WORK ORDER: Copy every line that contains the string "JSON" from the entries below.

RECORDS TO USE:
__________

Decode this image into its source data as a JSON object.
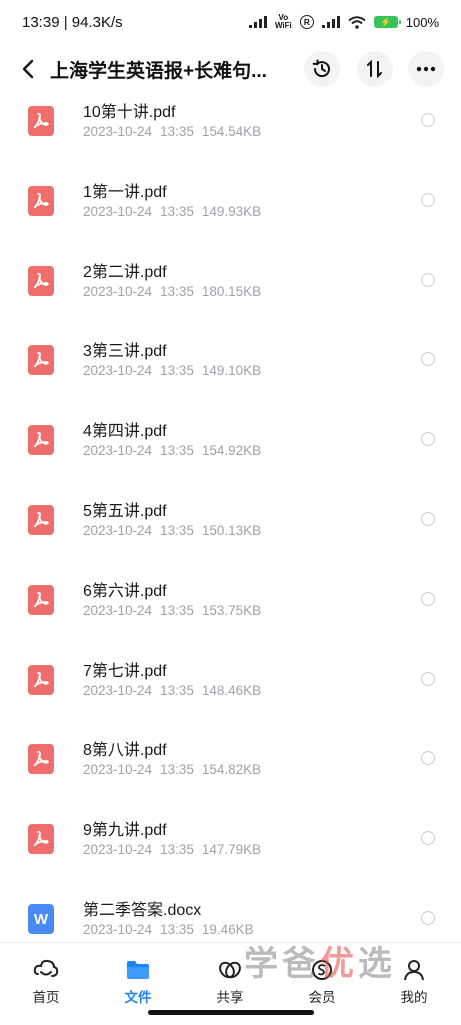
{
  "status_bar": {
    "time_speed": "13:39 | 94.3K/s",
    "vowifi_top": "Vo",
    "vowifi_bottom": "WiFi",
    "r_label": "R",
    "battery_percent": "100%",
    "battery_icon": "battery-charging-icon"
  },
  "header": {
    "title": "上海学生英语报+长难句...",
    "icons": [
      "back-icon",
      "history-icon",
      "sort-icon",
      "more-icon"
    ]
  },
  "files": [
    {
      "name": "10第十讲.pdf",
      "date": "2023-10-24",
      "time": "13:35",
      "size": "154.54KB",
      "type": "pdf"
    },
    {
      "name": "1第一讲.pdf",
      "date": "2023-10-24",
      "time": "13:35",
      "size": "149.93KB",
      "type": "pdf"
    },
    {
      "name": "2第二讲.pdf",
      "date": "2023-10-24",
      "time": "13:35",
      "size": "180.15KB",
      "type": "pdf"
    },
    {
      "name": "3第三讲.pdf",
      "date": "2023-10-24",
      "time": "13:35",
      "size": "149.10KB",
      "type": "pdf"
    },
    {
      "name": "4第四讲.pdf",
      "date": "2023-10-24",
      "time": "13:35",
      "size": "154.92KB",
      "type": "pdf"
    },
    {
      "name": "5第五讲.pdf",
      "date": "2023-10-24",
      "time": "13:35",
      "size": "150.13KB",
      "type": "pdf"
    },
    {
      "name": "6第六讲.pdf",
      "date": "2023-10-24",
      "time": "13:35",
      "size": "153.75KB",
      "type": "pdf"
    },
    {
      "name": "7第七讲.pdf",
      "date": "2023-10-24",
      "time": "13:35",
      "size": "148.46KB",
      "type": "pdf"
    },
    {
      "name": "8第八讲.pdf",
      "date": "2023-10-24",
      "time": "13:35",
      "size": "154.82KB",
      "type": "pdf"
    },
    {
      "name": "9第九讲.pdf",
      "date": "2023-10-24",
      "time": "13:35",
      "size": "147.79KB",
      "type": "pdf"
    },
    {
      "name": "第二季答案.docx",
      "date": "2023-10-24",
      "time": "13:35",
      "size": "19.46KB",
      "type": "docx",
      "icon_letter": "W"
    }
  ],
  "tabs": [
    {
      "label": "首页",
      "icon": "home-icon",
      "active": false
    },
    {
      "label": "文件",
      "icon": "folder-icon",
      "active": true
    },
    {
      "label": "共享",
      "icon": "share-icon",
      "active": false
    },
    {
      "label": "会员",
      "icon": "vip-icon",
      "active": false
    },
    {
      "label": "我的",
      "icon": "profile-icon",
      "active": false
    }
  ],
  "watermark": {
    "part1": "学爸",
    "part2": "优",
    "part3": "选"
  },
  "colors": {
    "accent": "#1d82f5",
    "pdf": "#ef6d6d",
    "docx": "#4a8af4",
    "meta": "#9ea2a8"
  }
}
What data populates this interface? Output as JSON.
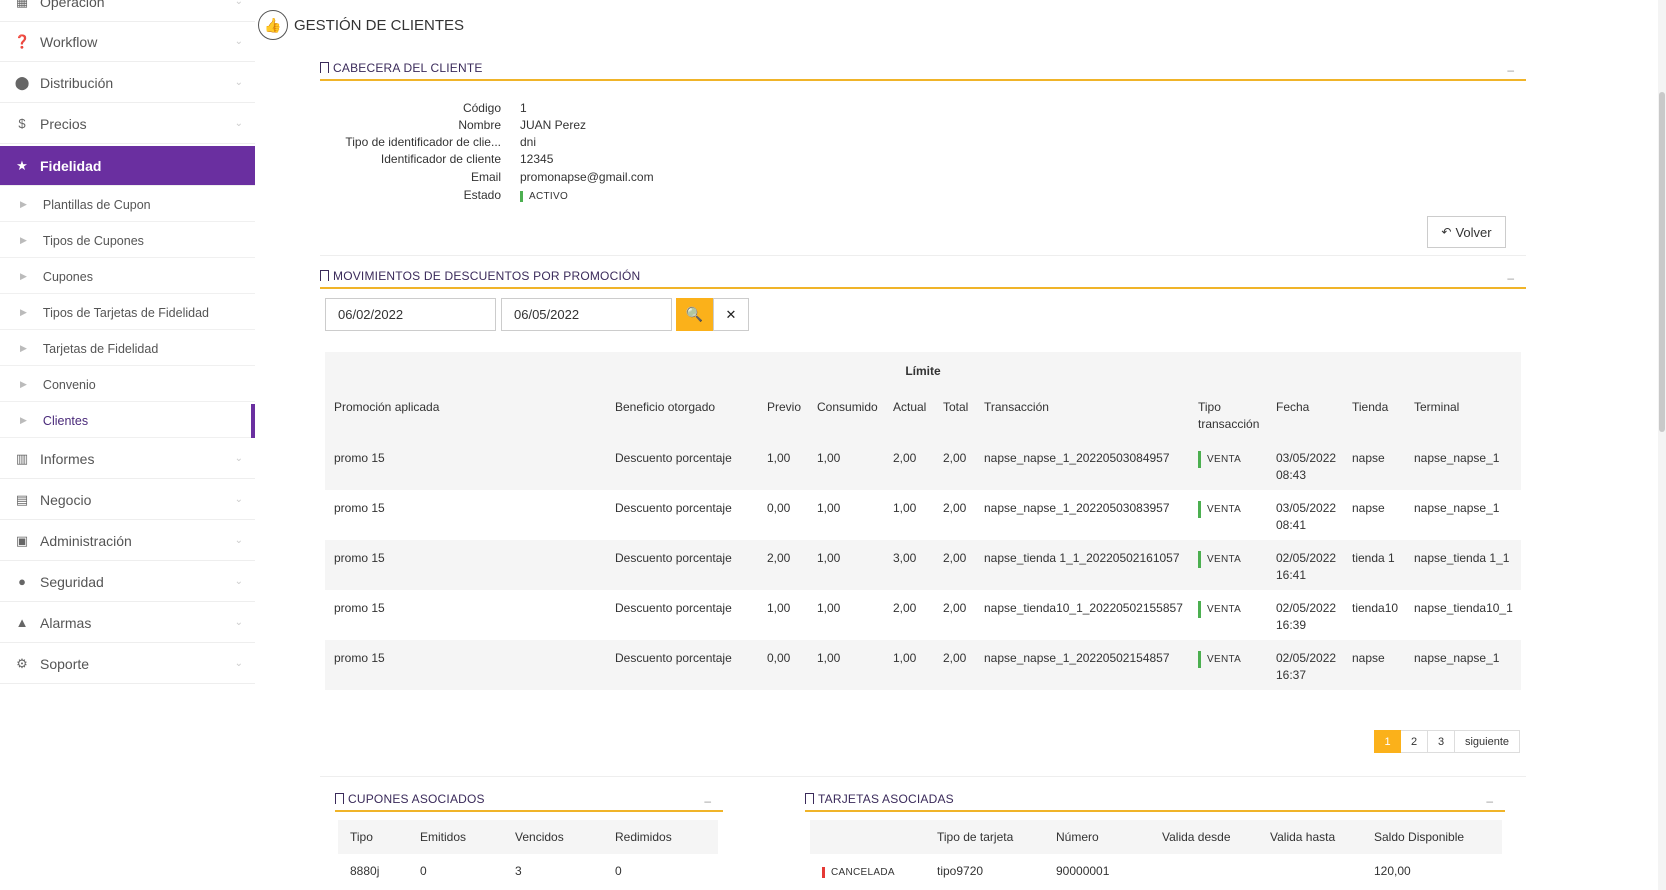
{
  "sidebar": {
    "items": [
      {
        "label": "Operación",
        "icon": "grid-icon"
      },
      {
        "label": "Workflow",
        "icon": "question-circle-icon"
      },
      {
        "label": "Distribución",
        "icon": "map-marker-icon"
      },
      {
        "label": "Precios",
        "icon": "dollar-icon"
      },
      {
        "label": "Fidelidad",
        "icon": "star-icon"
      },
      {
        "label": "Informes",
        "icon": "bar-chart-icon"
      },
      {
        "label": "Negocio",
        "icon": "building-icon"
      },
      {
        "label": "Administración",
        "icon": "calendar-check-icon"
      },
      {
        "label": "Seguridad",
        "icon": "users-icon"
      },
      {
        "label": "Alarmas",
        "icon": "bell-icon"
      },
      {
        "label": "Soporte",
        "icon": "gear-icon"
      }
    ],
    "subitems": [
      "Plantillas de Cupon",
      "Tipos de Cupones",
      "Cupones",
      "Tipos de Tarjetas de Fidelidad",
      "Tarjetas de Fidelidad",
      "Convenio",
      "Clientes"
    ]
  },
  "page": {
    "title": "GESTIÓN DE CLIENTES"
  },
  "cabecera": {
    "title": "CABECERA DEL CLIENTE",
    "minimize": "–",
    "fields": [
      {
        "label": "Código",
        "value": "1"
      },
      {
        "label": "Nombre",
        "value": "JUAN Perez"
      },
      {
        "label": "Tipo de identificador de clie...",
        "value": "dni"
      },
      {
        "label": "Identificador de cliente",
        "value": "12345"
      },
      {
        "label": "Email",
        "value": "promonapse@gmail.com"
      },
      {
        "label": "Estado",
        "value": "ACTIVO"
      }
    ],
    "volver_label": "Volver"
  },
  "movimientos": {
    "title": "MOVIMIENTOS DE DESCUENTOS POR PROMOCIÓN",
    "minimize": "–",
    "date_from": "06/02/2022",
    "date_to": "06/05/2022",
    "group_header": "Límite",
    "columns": [
      "Promoción aplicada",
      "Beneficio otorgado",
      "Previo",
      "Consumido",
      "Actual",
      "Total",
      "Transacción",
      "Tipo transacción",
      "Fecha",
      "Tienda",
      "Terminal"
    ],
    "rows": [
      [
        "promo 15",
        "Descuento porcentaje",
        "1,00",
        "1,00",
        "2,00",
        "2,00",
        "napse_napse_1_20220503084957",
        "VENTA",
        "03/05/2022 08:43",
        "napse",
        "napse_napse_1"
      ],
      [
        "promo 15",
        "Descuento porcentaje",
        "0,00",
        "1,00",
        "1,00",
        "2,00",
        "napse_napse_1_20220503083957",
        "VENTA",
        "03/05/2022 08:41",
        "napse",
        "napse_napse_1"
      ],
      [
        "promo 15",
        "Descuento porcentaje",
        "2,00",
        "1,00",
        "3,00",
        "2,00",
        "napse_tienda 1_1_20220502161057",
        "VENTA",
        "02/05/2022 16:41",
        "tienda 1",
        "napse_tienda 1_1"
      ],
      [
        "promo 15",
        "Descuento porcentaje",
        "1,00",
        "1,00",
        "2,00",
        "2,00",
        "napse_tienda10_1_20220502155857",
        "VENTA",
        "02/05/2022 16:39",
        "tienda10",
        "napse_tienda10_1"
      ],
      [
        "promo 15",
        "Descuento porcentaje",
        "0,00",
        "1,00",
        "1,00",
        "2,00",
        "napse_napse_1_20220502154857",
        "VENTA",
        "02/05/2022 16:37",
        "napse",
        "napse_napse_1"
      ]
    ],
    "pages": [
      "1",
      "2",
      "3"
    ],
    "next_label": "siguiente"
  },
  "cupones": {
    "title": "CUPONES ASOCIADOS",
    "minimize": "–",
    "columns": [
      "Tipo",
      "Emitidos",
      "Vencidos",
      "Redimidos"
    ],
    "rows": [
      [
        "8880j",
        "0",
        "3",
        "0"
      ]
    ]
  },
  "tarjetas": {
    "title": "TARJETAS ASOCIADAS",
    "minimize": "–",
    "columns": [
      "",
      "Tipo de tarjeta",
      "Número",
      "Valida desde",
      "Valida hasta",
      "Saldo Disponible"
    ],
    "rows": [
      [
        "CANCELADA",
        "tipo9720",
        "90000001",
        "",
        "",
        "120,00"
      ]
    ]
  },
  "colors": {
    "accent": "#6a2fa0",
    "highlight": "#fbb11a",
    "active_status": "#4caf50",
    "cancel_status": "#e53935"
  }
}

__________

RESULT FOR THIS TASK:
Decode this image into its source data as a JSON object.
What data populates this interface? Output as JSON.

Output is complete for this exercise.